Write What You Know…

I’ve been following a lot of writing coaches, editors and authors via social media and blogs lately, and I’ve learned a TON about writing. The things to avoid, to embrace and habits to form to become a better writer have really impacted me. It also scares me.

When I sit down to write now, I’m so caught up in what not to do, that I feel like I’ve forgotten how to write. 😛 Even so, I have to admit that there’s a notable improvement, though it still isn’t flawless. I’ll keep working at it. There’s no such thing as a perfect writer, but we can aspire.

One of the most freely floating bits of advice is to write what you know and that’s what I want to talk about today.

I’m in no way a writing coach. I’m still learning a little about the craft every day. I’ve had no formal training in writing, which is why I want to learn as much as I can.

But this advice to ‘write what you know’? It kind of annoys me. If I were to follow that advice, I’d be severely limited as a writer.

Let’s take this advice literally and only work with knowledge, not emotions. Let me break it down for you.

The fields I know the best are generally art and art-related, as those are the fields I studied. I also know a lot about things like the internet, social media, blogging and vlogging, because I work with those for a living. I do my best to keep up with internet-trends, because I have to know when I need to change with times, and the statistical aspect of what I do is important to me. So, I try to keep an eye on which referring sites bring people to my blog, or which posts I write are received the best, for example, so that I know what my subscriber demographic looks like and appreciates.

Does anybody have all the answers to child rearing? No, but I know a little about my kid in our circumstances. 🙂 I know some things from what I’ve learned to survive, like cooking and doing the laundry. You know, how to adult. I know some things from experience, some things because they interest me and I have second hand knowledge in the fields my family and friends work in. So, I have a surface understanding of things like Siebel development, new technology and gaming from my husband, new toys, kids trends and child development from my daughter and what’s going on in the South African schooling system from my mother and mother in law, as examples. I went to school too, so I can remember some of what I learned there.

Obviously, this is oversimplified, but you get the general idea.

If I were to limit what I write to only those fields, the books might be good, but they’d always be the same. Different characters with the same general theme. It’s boring.

Here’s the thing about the modern day; we have the internet.
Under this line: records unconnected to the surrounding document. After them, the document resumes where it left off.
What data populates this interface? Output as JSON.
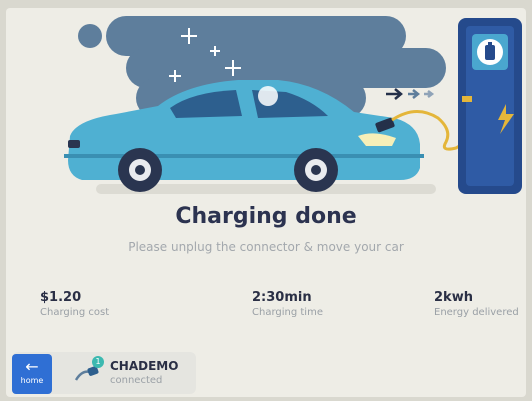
{
  "colors": {
    "car_body": "#4fb0d2",
    "station": "#254a8c",
    "cable": "#e4b63a",
    "accent": "#2f6fd4"
  },
  "status": {
    "title": "Charging done",
    "subtitle": "Please unplug the connector & move your car"
  },
  "stats": [
    {
      "value": "$1.20",
      "label": "Charging cost"
    },
    {
      "value": "2:30min",
      "label": "Charging time"
    },
    {
      "value": "2kwh",
      "label": "Energy delivered"
    }
  ],
  "nav": {
    "home_label": "home",
    "home_icon": "arrow-left-icon"
  },
  "connector": {
    "badge": "1",
    "name": "CHADEMO",
    "status": "connected",
    "icon": "plug-icon"
  },
  "illustration": {
    "station_icon": "battery-icon",
    "bolt_icon": "lightning-bolt-icon"
  }
}
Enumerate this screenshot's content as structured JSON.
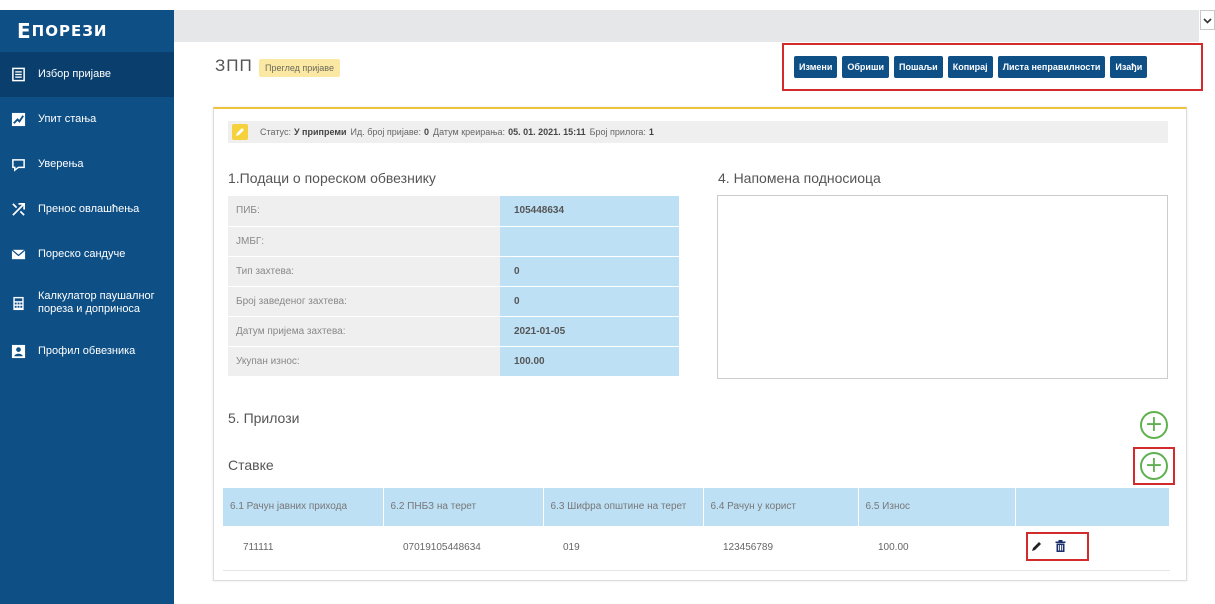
{
  "brand": {
    "first": "Е",
    "rest": "ПОРЕЗИ"
  },
  "sidebar": {
    "items": [
      {
        "label": "Избор пријаве",
        "icon": "list-icon",
        "active": true
      },
      {
        "label": "Упит стања",
        "icon": "chart-icon"
      },
      {
        "label": "Уверења",
        "icon": "certificate-icon"
      },
      {
        "label": "Пренос овлашћења",
        "icon": "transfer-icon"
      },
      {
        "label": "Пореско сандуче",
        "icon": "mail-icon"
      },
      {
        "label": "Калкулатор паушалног пореза и доприноса",
        "icon": "calculator-icon"
      },
      {
        "label": "Профил обвезника",
        "icon": "profile-icon"
      }
    ]
  },
  "header": {
    "title": "ЗПП",
    "badge": "Преглед пријаве"
  },
  "toolbar": {
    "buttons": [
      "Измени",
      "Обриши",
      "Пошаљи",
      "Копирај",
      "Листа неправилности",
      "Изађи"
    ]
  },
  "status": {
    "status_label": "Статус:",
    "status_value": "У припреми",
    "id_label": "Ид. број пријаве:",
    "id_value": "0",
    "date_label": "Датум креирања:",
    "date_value": "05. 01. 2021. 15:11",
    "attach_label": "Број прилога:",
    "attach_value": "1"
  },
  "section1": {
    "title": "1.Подаци о пореском обвезнику",
    "fields": [
      {
        "label": "ПИБ:",
        "value": "105448634"
      },
      {
        "label": "ЈМБГ:",
        "value": ""
      },
      {
        "label": "Тип захтева:",
        "value": "0"
      },
      {
        "label": "Број заведеног захтева:",
        "value": "0"
      },
      {
        "label": "Датум пријема захтева:",
        "value": "2021-01-05"
      },
      {
        "label": "Укупан износ:",
        "value": "100.00"
      }
    ]
  },
  "section4": {
    "title": "4. Напомена подносиоца",
    "value": ""
  },
  "section5": {
    "title": "5. Прилози"
  },
  "items": {
    "title": "Ставке",
    "columns": [
      "6.1 Рачун јавних прихода",
      "6.2 ПНБЗ на терет",
      "6.3 Шифра општине на терет",
      "6.4 Рачун у корист",
      "6.5 Износ",
      ""
    ],
    "rows": [
      [
        "711111",
        "07019105448634",
        "019",
        "123456789",
        "100.00"
      ]
    ]
  },
  "colors": {
    "sidebar": "#0e4f86",
    "sidebar_active": "#0a3f6d",
    "button": "#0e4f86",
    "highlight": "#bde0f5",
    "accent_yellow": "#f0c33c",
    "add_green": "#5fb14f",
    "frame_red": "#d12b2b"
  }
}
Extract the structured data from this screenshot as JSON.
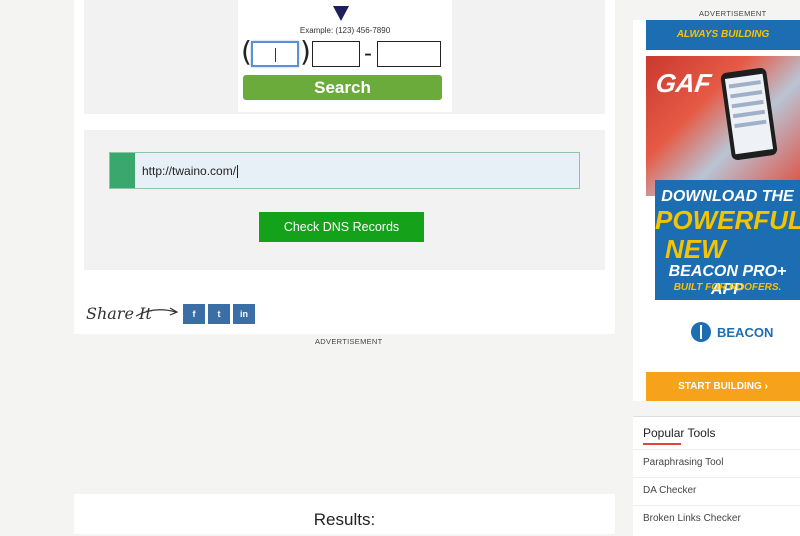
{
  "phone_widget": {
    "example": "Example: (123) 456-7890",
    "open_paren": "(",
    "close_paren": ")",
    "dash": "-",
    "search_label": "Search"
  },
  "dns_form": {
    "url_value": "http://twaino.com/",
    "check_label": "Check DNS Records"
  },
  "share": {
    "label": "Share It",
    "facebook": "f",
    "twitter": "t",
    "linkedin": "in"
  },
  "ads": {
    "label_right": "ADVERTISEMENT",
    "label_main": "ADVERTISEMENT",
    "tagline": "ALWAYS BUILDING",
    "brand": "GAF",
    "line1": "DOWNLOAD THE",
    "line2": "POWERFUL,",
    "line3": "NEW",
    "line4": "BEACON PRO+ APP",
    "line5": "BUILT FOR ROOFERS.",
    "logo": "BEACON",
    "cta": "START BUILDING ›"
  },
  "results": {
    "title": "Results:"
  },
  "popular_tools": {
    "title": "Popular Tools",
    "items": [
      "Paraphrasing Tool",
      "DA Checker",
      "Broken Links Checker"
    ]
  },
  "colors": {
    "search_green": "#6aab3c",
    "check_green": "#14a21a",
    "social_blue": "#3a6ea5",
    "ad_blue": "#1d6db3",
    "ad_yellow": "#f4c400",
    "ad_orange": "#f7a21b"
  }
}
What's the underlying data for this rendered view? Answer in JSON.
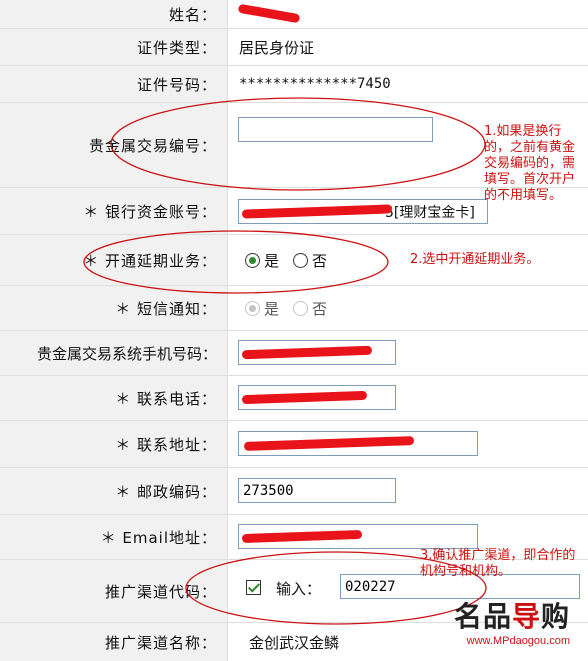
{
  "rows": {
    "name": {
      "label": "姓名："
    },
    "id_type": {
      "label": "证件类型：",
      "value": "居民身份证"
    },
    "id_number": {
      "label": "证件号码：",
      "value": "**************7450"
    },
    "metal_code": {
      "label": "贵金属交易编号：",
      "value": ""
    },
    "bank_account": {
      "label": "＊ 银行资金账号：",
      "suffix": "5[理财宝金卡]"
    },
    "extended": {
      "label": "＊ 开通延期业务：",
      "yes": "是",
      "no": "否",
      "selected": "是"
    },
    "sms": {
      "label": "＊ 短信通知：",
      "yes": "是",
      "no": "否",
      "selected": "是"
    },
    "mobile": {
      "label": "贵金属交易系统手机号码："
    },
    "phone": {
      "label": "＊ 联系电话："
    },
    "address": {
      "label": "＊ 联系地址："
    },
    "postcode": {
      "label": "＊ 邮政编码：",
      "value": "273500"
    },
    "email": {
      "label": "＊ Email地址："
    },
    "channel_code": {
      "label": "推广渠道代码：",
      "input_label": "输入：",
      "value": "020227",
      "checked": true
    },
    "channel_name": {
      "label": "推广渠道名称：",
      "value": "金创武汉金鳞"
    }
  },
  "notes": {
    "note1": "1.如果是换行的，之前有黄金交易编码的，需填写。首次开户的不用填写。",
    "note2": "2.选中开通延期业务。",
    "note3": "3.确认推广渠道，即合作的机构号和机构。"
  },
  "watermark": {
    "brand_a": "名品",
    "brand_b": "导",
    "brand_c": "购",
    "url": "www.MPdaogou.com"
  },
  "colors": {
    "annotation": "#cc1111",
    "label_bg": "#f1f1f1",
    "border": "#dedede"
  }
}
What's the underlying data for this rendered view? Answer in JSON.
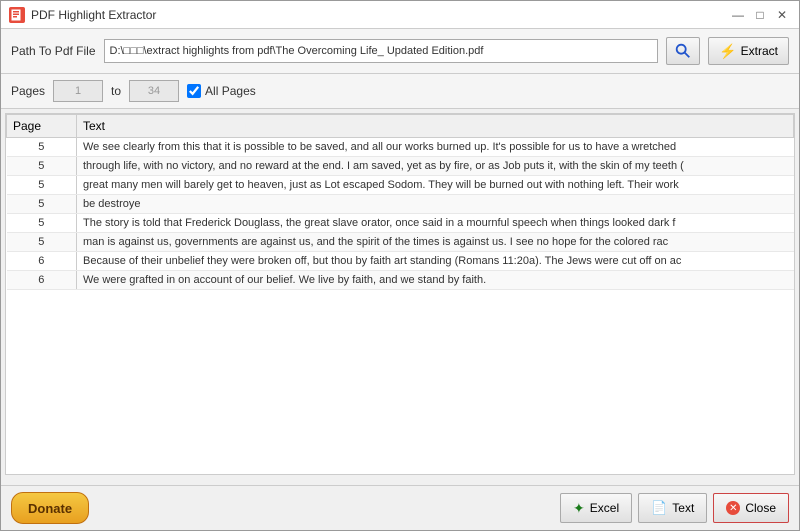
{
  "window": {
    "title": "PDF Highlight Extractor",
    "icon_label": "PDF"
  },
  "title_controls": {
    "minimize": "—",
    "maximize": "□",
    "close": "✕"
  },
  "toolbar": {
    "path_label": "Path To Pdf File",
    "path_value": "D:\\□□□\\extract highlights from pdf\\The Overcoming Life_ Updated Edition.pdf",
    "search_btn_label": "Search",
    "extract_btn_label": "Extract"
  },
  "pages": {
    "label": "Pages",
    "from": "1",
    "to_label": "to",
    "to": "34",
    "all_pages_label": "All Pages",
    "all_pages_checked": true
  },
  "table": {
    "col_page": "Page",
    "col_text": "Text",
    "rows": [
      {
        "page": "5",
        "text": "We see clearly from this that it is possible to be saved, and all our works burned up. It's possible for us to have a wretched"
      },
      {
        "page": "5",
        "text": "through life, with no victory, and no reward at the end. I am saved, yet as by fire, or as Job puts it, with the skin of my teeth ("
      },
      {
        "page": "5",
        "text": "great many men will barely get to heaven, just as Lot escaped Sodom. They will be burned out with nothing left. Their work"
      },
      {
        "page": "5",
        "text": "be destroye"
      },
      {
        "page": "5",
        "text": "The story is told that Frederick Douglass, the great slave orator, once said in a mournful speech when things looked dark f"
      },
      {
        "page": "5",
        "text": "man is against us, governments are against us, and the spirit of the times is against us. I see no hope for the colored rac"
      },
      {
        "page": "6",
        "text": "Because of their unbelief they were broken off, but thou by faith art standing (Romans 11:20a). The Jews were cut off on ac"
      },
      {
        "page": "6",
        "text": "We were grafted in on account of our belief. We live by faith, and we stand by faith."
      }
    ]
  },
  "bottom": {
    "donate_label": "Donate",
    "excel_label": "Excel",
    "text_label": "Text",
    "close_label": "Close"
  }
}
Learning something new is a few keystrokes away. ‘Writing what we know’ doesn’t need to apply any more, because ‘what we know’ can expand so easily. I’m personally all for knowledge. I like to learn something every day, even if it’s something small.

At the moment, I’m working on The Physician’s Apprentice. I mean, the title makes it clear that the book has a medical element. I know nothing about being a doctor or surgeon, but I’ve been able to include aspects of that to my novel because of the internet and knowledge from people who work in the field. I’ve learned a lot from them and their input enriches the story that I’m trying to tell.

If you were to look at my browser history, you’d see a ton of strange things. I bet you’d think I’m some kind of weirdo. Well… 😀 I’ve researched everything from the British peerage system and occupational surnames, to how long a corpse takes to decompose and methods of execution used in ye olde times (YUK!!!).

The point? If you want to write it, learn about it.

If we were to touch on emotional knowledge, it becomes more complicated.

As a human being, I do have a lot of emotional knowledge. I mean, I’ve felt pain, happiness, love, loss, empathy and so on. If you’ve lived, you’ve felt, and you have a ton of knowledge about feelings.

The problem (in my opinion) with writing what you know about feelings, is that it’s limited to what you know. Everybody experiences things in different ways. My hubs always says that every story has three sides, his side, her side and the truth. It really does work that way, because what each person perceives influences what they take away from it. Even if it isn’t the factual truth, it’s still their truth.

I’m an extremely emotion-driven person, while my husband isn’t. That does not in the least diminish what he feels, it just means that he has better control over his feelings and how he’ll allow that to impact his life. Myself, on the other hand, will allow what I feel to dictate my decisions, actions and reactions.

Because we all feel differently, we have to write characters that feel differently to how we feel. I can’t have only characters who are driven by their emotions like I am.

It goes further than that, though. There are some things that I haven’t had to deal with personally, which means there are some things I haven’t felt. I’ve never had a life-threatening illness, for example. My grandpa had cancer, so I did experience the emotions linked to that second hand, but I’ve never had the news broken to me that I was going to die. I’ve never had to fight an addiction and I don’t know what withdrawal feels like. I don’t know what it feels like to win the lottery, to find out you’re expecting multiples, or what it’s like to be an only child.

See what I mean? Writing what I know would limit my characters and their stories.

The point? Again, if you want to write it, learn about it. Talk to different people and understand their emotional state and how it influences them.

At the end of this post, I’m still not a writing coach or an expert in the field. Reading through everything I’ve just typed here, I guess ‘write what you know’ has taught me more about writing than any other advice so far. Because if what I know is what will make my work more authentic and relatable, I reckon I need to know more.

Have a good one,

Yolandie